Our objective is to identify the pathways to this unprecedented cooperation by illuminating the work that is already underway, from the forests of the Mountain West to the vacant lots of the Postindustrial Northeast. By connecting these disparate stories of innovation, experimentation and advocacy we hope to create opportunities for the creation of shared pursuits beyond the boundaries of politics, watersheds and economic sectors that typically define our relationship to water.
This document originates from a convening of water providers, finance experts and NGOs in August 2011, as part of The Johnson Foundation’s Charting New Waters. That convening informed Financing Sustainable Water Infrastructure, which captured the many concepts that flowed from that diverse gathering. With support from the Russell Family Foundation, Ceres and American Rivers were able to continue that dialogue beyond Wingspread, in a series of interviews conducted during the winter of 2012. This document is an attempt to distill those ideas into a set of high‐priority, high‐impact strategies that can be jointly pursued by the many stakeholders who have a stake in shaping a more prosperous water future: the utilities who provide water, the financial intermediaries who help capital flow to those water providers, the investors who provide that capital, the NGOs who advocate for better water stewardship and job creation through infrastructure investments, and the foundations who enable cooperation across sectors.
The strategies we outline can bring together environmentalists, economists, water utilities, water users, financial institutions, foundations, investors and labor groups to articulate the value of our water systems to a spending‐weary public; to reform the ossified tenets of modern accounting and finance to recognize the crucial role our natural systems play in delivering secure water supplies; and to invigorate investment in the restoration of natural systems and the renewal of urban neighborhoods, which we now know to be part of our water system.

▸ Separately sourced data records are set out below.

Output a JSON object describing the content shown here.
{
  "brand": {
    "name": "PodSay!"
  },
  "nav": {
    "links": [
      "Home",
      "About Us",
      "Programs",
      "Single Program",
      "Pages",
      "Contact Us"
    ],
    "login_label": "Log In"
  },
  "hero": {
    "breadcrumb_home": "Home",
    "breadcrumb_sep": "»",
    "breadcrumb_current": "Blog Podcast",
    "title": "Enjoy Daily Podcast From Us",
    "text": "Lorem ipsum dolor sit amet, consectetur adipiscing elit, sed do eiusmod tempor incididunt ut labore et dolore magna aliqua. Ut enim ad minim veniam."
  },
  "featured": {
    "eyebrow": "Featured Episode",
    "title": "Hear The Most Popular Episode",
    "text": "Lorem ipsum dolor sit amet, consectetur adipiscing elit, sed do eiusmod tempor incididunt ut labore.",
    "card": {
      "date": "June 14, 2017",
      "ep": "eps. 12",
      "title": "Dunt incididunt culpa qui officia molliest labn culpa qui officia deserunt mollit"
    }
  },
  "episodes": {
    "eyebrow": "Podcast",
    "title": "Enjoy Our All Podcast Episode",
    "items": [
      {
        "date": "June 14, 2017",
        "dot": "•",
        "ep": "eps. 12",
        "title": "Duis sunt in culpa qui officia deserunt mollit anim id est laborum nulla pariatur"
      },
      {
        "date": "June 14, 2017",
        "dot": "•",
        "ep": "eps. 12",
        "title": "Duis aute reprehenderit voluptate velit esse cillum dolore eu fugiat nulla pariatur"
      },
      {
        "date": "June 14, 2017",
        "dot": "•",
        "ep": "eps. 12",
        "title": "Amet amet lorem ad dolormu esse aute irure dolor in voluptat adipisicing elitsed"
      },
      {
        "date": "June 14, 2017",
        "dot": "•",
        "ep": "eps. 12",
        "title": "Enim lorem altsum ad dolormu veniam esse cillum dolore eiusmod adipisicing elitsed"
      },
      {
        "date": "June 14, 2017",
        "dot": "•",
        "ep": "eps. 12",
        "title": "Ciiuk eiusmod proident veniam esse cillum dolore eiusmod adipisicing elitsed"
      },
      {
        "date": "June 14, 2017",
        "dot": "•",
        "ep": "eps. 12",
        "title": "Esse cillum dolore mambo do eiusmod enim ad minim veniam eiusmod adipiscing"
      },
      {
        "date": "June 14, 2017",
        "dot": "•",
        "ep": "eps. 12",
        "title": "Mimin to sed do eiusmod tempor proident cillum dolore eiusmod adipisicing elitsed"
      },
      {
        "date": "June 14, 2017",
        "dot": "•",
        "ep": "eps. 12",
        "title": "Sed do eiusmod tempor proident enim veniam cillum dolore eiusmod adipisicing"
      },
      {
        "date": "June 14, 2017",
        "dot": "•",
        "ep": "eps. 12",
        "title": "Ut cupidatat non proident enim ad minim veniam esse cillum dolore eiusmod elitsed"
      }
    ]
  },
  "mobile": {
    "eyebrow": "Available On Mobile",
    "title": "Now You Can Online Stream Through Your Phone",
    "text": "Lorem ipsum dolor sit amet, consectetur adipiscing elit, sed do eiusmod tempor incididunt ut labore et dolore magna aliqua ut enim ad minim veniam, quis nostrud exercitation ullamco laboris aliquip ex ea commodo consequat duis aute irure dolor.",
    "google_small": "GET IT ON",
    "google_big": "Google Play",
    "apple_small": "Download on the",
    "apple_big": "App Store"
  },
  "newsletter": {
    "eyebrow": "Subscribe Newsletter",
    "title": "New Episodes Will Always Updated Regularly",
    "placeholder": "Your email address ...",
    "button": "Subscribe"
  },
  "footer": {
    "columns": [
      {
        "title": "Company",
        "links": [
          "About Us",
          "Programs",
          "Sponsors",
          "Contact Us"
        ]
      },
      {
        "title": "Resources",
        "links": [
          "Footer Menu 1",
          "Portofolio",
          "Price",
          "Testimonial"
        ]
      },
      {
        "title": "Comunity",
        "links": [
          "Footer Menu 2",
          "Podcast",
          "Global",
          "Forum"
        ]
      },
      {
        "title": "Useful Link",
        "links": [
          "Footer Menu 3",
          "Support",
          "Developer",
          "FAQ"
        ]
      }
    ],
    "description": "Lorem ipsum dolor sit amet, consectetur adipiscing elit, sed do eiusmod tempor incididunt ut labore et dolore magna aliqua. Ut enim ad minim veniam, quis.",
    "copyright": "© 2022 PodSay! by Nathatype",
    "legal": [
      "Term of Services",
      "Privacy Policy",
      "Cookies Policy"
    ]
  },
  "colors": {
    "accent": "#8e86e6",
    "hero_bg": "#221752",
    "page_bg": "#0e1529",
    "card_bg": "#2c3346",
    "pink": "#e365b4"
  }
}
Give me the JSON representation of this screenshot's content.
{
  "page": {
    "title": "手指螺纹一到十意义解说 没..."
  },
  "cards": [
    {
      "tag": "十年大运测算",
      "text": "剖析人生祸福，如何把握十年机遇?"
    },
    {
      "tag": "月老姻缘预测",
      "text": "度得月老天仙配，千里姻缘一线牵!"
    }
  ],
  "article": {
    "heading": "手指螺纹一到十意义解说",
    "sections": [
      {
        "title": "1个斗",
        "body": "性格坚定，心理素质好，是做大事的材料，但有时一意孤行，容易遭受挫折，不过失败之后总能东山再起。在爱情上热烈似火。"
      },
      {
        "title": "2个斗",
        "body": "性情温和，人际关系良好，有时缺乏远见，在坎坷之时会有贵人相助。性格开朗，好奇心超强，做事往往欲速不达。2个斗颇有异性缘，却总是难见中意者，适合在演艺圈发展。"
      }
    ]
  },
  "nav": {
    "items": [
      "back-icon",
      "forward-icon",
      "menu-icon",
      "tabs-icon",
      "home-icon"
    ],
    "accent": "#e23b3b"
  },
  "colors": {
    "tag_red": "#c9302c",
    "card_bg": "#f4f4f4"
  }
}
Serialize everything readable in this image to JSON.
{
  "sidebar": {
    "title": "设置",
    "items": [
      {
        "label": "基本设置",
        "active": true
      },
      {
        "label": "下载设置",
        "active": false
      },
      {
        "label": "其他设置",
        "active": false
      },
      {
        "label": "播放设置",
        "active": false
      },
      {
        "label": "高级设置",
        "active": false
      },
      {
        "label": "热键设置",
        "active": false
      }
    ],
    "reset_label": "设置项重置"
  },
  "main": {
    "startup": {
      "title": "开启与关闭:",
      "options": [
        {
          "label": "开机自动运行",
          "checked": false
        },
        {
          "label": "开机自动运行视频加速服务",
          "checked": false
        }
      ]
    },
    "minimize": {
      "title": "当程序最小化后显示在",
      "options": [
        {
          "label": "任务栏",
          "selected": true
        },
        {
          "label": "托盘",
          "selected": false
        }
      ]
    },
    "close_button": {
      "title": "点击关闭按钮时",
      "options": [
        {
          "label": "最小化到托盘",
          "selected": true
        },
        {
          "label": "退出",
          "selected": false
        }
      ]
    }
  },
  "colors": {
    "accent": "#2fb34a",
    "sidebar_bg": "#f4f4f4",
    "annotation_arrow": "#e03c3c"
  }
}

The challenges before us are immense, but the rewards larger still: creating jobs that cannot be outsourced, revitalizing long‐degraded urban communities, restoring the health of polluted waterways so they can create cultural meaning and economic vitality, and bolstering the resilience of natural systems that protect our water supplies.
We hope this is a faithful translation of the messages we heard from the many individuals and organizations working across the country to revitalize our nation’s most critical assets. We do not intend for this document to be an exhaustive inventory of issues, opportunities or actors, and the examples we provide may be illustrative more than comprehensive. Undoubtedly there are many efforts, consistent in spirit, which have not been captured through our research. We hope this report, through its examples, will serve as a useful starting point for strategic cooperation. While the details may depreciate, we hope this basic framework will only gain in value as we realize the economic prosperity, the human dignity and environmental vitality we can achieve by pursuing one simple goal: clean water for all.